Another stop on our tour of Tuscany, Siena is famous for the cultural contribution of its scholars and rabbis as well as the mix of rites that made up the community here. While the ghetto has changed over time, we can still visit the synagogue which dates back to 1786. Its anonymous façade is typical of synagogues built before Emancipation.
The Jewish cemetery in Siena is also an interesting stop as its tombs date back to the 16th century!
The first Jewish people in the city were Italians followed by Spaniards escaping the Inquisition in 1492, and Ashkenazi Jews later on. These traditions all blended together, creating a diverse Jewish community.
The Ghetto of Siena lasted 288 years, from 1571-1859, and was situated near Piazza del campo. It was redeveloped in 1935.
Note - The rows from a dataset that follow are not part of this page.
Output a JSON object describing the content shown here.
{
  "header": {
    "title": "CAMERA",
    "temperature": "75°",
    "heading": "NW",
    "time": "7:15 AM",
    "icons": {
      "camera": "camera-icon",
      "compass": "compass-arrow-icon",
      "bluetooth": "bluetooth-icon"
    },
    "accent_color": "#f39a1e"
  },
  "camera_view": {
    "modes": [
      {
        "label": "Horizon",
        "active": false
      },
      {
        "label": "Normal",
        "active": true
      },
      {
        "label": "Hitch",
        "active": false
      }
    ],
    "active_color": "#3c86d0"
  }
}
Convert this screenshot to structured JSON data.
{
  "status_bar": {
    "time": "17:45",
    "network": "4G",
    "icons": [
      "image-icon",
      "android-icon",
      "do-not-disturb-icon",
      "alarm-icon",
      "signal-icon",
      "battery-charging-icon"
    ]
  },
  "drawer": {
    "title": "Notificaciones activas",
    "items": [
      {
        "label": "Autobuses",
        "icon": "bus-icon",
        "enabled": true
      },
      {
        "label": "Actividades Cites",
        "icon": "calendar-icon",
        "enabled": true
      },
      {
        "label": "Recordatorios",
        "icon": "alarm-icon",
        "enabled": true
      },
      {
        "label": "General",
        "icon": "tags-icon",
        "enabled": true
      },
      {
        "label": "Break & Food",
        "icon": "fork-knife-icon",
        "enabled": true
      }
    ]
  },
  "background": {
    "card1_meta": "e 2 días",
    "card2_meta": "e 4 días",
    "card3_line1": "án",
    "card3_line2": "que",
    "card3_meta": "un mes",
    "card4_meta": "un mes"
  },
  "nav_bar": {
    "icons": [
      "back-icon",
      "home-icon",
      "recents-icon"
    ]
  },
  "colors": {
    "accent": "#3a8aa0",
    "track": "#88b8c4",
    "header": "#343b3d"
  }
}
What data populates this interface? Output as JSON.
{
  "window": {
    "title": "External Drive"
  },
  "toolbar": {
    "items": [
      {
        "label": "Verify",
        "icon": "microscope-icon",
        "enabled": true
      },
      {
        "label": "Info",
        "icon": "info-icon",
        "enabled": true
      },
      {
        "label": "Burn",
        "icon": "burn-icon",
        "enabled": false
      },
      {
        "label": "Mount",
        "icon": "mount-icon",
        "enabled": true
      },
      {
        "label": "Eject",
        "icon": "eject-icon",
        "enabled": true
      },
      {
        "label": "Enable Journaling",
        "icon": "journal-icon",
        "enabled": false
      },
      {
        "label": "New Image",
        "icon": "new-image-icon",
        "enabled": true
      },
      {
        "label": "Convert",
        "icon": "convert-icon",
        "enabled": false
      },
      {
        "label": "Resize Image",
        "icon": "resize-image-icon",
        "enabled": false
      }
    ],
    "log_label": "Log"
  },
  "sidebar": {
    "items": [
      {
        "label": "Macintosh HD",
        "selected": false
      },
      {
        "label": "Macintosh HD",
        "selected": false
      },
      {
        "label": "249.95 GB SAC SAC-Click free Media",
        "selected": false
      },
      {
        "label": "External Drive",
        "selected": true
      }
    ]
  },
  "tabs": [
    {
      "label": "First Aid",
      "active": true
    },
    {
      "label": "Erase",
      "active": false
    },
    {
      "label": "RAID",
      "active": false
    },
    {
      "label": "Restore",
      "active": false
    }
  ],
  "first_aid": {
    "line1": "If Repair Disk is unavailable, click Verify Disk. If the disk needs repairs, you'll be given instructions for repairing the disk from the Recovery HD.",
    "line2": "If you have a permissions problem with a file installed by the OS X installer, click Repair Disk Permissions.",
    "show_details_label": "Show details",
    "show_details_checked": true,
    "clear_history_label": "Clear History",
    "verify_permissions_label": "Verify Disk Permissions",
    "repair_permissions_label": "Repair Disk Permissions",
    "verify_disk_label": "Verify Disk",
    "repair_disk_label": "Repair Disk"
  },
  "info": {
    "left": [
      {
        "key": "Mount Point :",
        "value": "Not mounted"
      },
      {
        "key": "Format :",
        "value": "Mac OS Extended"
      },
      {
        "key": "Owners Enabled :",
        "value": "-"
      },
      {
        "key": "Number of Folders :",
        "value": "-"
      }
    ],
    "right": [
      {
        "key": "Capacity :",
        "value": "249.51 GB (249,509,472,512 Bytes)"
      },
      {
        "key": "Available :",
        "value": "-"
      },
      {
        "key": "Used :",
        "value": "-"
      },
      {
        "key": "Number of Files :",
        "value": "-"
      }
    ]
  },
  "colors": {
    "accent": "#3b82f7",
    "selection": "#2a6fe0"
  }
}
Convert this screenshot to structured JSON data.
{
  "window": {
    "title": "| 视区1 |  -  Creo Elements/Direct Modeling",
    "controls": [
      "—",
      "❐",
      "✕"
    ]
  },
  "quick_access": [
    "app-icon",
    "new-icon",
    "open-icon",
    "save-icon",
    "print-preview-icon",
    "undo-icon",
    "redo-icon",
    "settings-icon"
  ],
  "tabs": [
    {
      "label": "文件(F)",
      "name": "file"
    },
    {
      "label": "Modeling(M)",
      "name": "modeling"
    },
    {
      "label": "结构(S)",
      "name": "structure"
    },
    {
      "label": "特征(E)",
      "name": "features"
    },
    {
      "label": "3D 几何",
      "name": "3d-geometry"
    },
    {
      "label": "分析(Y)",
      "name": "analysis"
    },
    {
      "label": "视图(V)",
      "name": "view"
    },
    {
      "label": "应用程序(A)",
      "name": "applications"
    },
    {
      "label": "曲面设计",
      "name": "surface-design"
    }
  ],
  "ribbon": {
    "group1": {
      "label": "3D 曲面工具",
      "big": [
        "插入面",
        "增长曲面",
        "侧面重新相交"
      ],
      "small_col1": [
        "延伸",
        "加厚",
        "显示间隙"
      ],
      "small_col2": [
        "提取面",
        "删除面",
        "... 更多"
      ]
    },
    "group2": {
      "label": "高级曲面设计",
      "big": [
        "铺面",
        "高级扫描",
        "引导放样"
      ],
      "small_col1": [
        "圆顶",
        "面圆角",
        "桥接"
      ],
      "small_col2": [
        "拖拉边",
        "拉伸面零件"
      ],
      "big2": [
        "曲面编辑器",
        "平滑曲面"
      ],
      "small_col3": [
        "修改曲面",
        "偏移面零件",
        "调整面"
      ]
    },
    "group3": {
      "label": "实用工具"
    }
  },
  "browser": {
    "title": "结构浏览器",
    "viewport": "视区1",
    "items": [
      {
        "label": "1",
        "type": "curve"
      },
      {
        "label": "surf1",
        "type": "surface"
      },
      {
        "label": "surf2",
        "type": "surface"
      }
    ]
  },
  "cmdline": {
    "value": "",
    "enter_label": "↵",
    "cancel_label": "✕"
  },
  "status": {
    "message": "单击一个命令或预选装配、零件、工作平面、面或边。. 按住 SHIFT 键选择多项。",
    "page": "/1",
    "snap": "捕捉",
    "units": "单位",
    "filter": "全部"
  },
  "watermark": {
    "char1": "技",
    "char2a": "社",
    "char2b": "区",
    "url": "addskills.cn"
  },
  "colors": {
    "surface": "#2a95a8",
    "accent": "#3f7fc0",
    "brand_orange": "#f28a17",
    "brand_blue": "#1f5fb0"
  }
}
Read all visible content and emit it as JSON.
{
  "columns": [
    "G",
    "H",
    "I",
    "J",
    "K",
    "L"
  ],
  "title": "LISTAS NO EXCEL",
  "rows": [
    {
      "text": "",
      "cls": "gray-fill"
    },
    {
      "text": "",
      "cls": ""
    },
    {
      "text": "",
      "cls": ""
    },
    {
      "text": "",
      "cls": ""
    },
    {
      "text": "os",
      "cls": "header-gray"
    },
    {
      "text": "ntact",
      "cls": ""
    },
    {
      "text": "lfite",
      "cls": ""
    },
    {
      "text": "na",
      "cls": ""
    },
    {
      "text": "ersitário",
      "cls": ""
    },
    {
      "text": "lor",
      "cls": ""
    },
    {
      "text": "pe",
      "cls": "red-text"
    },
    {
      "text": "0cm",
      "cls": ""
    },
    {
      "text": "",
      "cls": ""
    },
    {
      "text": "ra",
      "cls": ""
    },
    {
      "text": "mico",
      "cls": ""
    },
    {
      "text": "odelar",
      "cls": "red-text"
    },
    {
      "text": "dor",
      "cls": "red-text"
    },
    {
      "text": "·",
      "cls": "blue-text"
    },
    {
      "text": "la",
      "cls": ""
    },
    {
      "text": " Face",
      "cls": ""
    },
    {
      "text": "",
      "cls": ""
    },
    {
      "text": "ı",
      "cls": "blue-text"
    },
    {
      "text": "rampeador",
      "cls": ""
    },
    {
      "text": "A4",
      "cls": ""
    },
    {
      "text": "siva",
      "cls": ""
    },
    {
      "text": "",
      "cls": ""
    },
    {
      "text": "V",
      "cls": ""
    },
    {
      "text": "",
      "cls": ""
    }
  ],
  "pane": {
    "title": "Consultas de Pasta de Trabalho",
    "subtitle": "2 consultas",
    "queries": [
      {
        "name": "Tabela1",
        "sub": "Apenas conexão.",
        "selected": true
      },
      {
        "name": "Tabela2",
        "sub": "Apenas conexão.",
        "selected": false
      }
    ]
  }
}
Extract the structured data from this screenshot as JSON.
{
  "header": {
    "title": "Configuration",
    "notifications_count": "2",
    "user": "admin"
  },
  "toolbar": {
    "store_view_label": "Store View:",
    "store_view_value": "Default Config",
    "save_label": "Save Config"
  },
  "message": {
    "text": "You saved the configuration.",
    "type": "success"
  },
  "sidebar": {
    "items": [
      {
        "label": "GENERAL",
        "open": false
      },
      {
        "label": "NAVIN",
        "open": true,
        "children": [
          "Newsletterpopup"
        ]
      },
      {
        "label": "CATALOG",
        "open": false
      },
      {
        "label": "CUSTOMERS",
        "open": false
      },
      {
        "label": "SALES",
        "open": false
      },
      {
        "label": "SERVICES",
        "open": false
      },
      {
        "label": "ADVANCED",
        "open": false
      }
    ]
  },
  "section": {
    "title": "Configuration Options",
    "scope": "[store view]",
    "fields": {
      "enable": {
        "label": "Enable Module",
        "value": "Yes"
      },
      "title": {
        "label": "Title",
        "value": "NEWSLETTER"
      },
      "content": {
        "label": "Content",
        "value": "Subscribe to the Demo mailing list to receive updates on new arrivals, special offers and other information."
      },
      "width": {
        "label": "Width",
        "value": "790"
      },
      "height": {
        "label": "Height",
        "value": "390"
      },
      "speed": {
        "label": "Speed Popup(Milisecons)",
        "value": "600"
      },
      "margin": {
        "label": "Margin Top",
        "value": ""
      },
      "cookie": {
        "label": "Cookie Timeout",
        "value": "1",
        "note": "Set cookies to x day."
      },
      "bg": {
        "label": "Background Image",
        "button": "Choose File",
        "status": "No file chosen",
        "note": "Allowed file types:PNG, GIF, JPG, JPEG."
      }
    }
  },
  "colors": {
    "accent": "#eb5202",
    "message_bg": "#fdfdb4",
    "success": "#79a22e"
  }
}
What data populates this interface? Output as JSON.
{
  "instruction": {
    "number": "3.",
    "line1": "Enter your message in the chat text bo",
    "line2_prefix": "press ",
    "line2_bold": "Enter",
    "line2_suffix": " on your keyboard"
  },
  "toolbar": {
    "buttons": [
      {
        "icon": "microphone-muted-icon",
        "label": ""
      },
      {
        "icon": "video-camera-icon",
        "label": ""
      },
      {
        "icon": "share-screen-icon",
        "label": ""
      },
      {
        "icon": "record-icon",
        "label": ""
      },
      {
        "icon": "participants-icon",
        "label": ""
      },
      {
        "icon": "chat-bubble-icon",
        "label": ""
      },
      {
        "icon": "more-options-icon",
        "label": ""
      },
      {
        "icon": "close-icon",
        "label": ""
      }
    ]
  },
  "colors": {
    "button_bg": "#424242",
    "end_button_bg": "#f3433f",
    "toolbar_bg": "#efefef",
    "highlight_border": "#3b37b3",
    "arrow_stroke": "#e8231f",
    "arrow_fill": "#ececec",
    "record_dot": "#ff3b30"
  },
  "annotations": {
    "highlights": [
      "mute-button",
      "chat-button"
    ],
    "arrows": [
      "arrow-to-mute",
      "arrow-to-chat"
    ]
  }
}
Although the Jewish population of Siena dwindled with time, there are plenty of Jewish landmarks to visit in Siena such as the synagogue which dates back to 1786 with its anonymous façade typical of synagogues built before emancipation, as well as the Jewish cemetery, an interesting place to visit for its tombs which date back to the 16th century.